Reports indicate that Thoma Bravo, an American private equity company, is in early talks for acquiring security software firm McAfee from Intel and TGP for a considerable premium over the company’s 2016 valuation of $4.2 billion. However, talks may still fall apart, and announcement of the deal is not expected soon.
Sources familiar to the matter revealed that chipmaker Intel currently sees itself as a pure financial investor in McAfee. Intel has allegedly participated in the standalone McAfee’s recent value creation by holding its minority stake, as it stands in line to regain some of the lost value if this deal goes through.
According to records, McAfee was publicly traded until Intel bought it for $7.6 billion in 2010. Intel hoped to align its chips closely with the McAfee’s security technology. However, this vision did not turn out well for Intel, which agreed to accept a cut down of over $3 billion when it sold 51 per cent of the business to TPG in a 2016 deal, announced at a valuation of $4.2 billion.

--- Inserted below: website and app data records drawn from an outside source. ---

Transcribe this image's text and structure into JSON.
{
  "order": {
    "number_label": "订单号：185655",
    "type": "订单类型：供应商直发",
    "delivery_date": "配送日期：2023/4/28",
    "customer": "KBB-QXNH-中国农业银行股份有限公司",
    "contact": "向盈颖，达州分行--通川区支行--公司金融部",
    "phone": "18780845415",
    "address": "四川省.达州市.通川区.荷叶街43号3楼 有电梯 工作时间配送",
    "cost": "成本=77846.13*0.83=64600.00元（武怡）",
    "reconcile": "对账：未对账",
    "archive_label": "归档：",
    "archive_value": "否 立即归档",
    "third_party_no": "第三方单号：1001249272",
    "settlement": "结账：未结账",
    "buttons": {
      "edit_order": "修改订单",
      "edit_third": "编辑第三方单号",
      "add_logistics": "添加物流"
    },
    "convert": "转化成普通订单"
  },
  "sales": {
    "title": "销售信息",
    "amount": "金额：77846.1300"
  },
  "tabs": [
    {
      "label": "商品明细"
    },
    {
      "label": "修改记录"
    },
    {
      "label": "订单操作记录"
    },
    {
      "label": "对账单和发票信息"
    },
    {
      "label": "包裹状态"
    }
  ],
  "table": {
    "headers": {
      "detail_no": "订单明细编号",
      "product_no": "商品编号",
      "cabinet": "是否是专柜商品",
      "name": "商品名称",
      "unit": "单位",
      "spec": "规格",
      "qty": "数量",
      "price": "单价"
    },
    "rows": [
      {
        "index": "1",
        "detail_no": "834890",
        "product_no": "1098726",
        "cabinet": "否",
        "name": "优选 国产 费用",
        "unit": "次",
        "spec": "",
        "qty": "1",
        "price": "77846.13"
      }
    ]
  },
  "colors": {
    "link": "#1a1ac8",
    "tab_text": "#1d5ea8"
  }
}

The majority ownership of TGP has purportedly helped in transforming the McAfee business in less than two years with add-on acquisitions. McAfee closed its takeover of Skyhigh Networks, in January, which assists companies to monitor cloud services that their employees are using. McAfee also acquired Tunnelbear in March, that provides VPNs for protecting data while using shared WiFi accounts.
It was earlier reported that Symantec was approached with a takeover offer from Thoma Bravo. Sources cite that if the deal for McAfee gets closed, the purchase of Symantec would be ruled out.
Founded by John McAfee in 1987, McAfee developed cybersecurity software for personal computers and servers, to protect users from malware and other viruses. The computer security provided by the firm prevented attacks on personal devices. Recently, it has also expanded into cloud computing and mobile devices, where the hackers have migrated.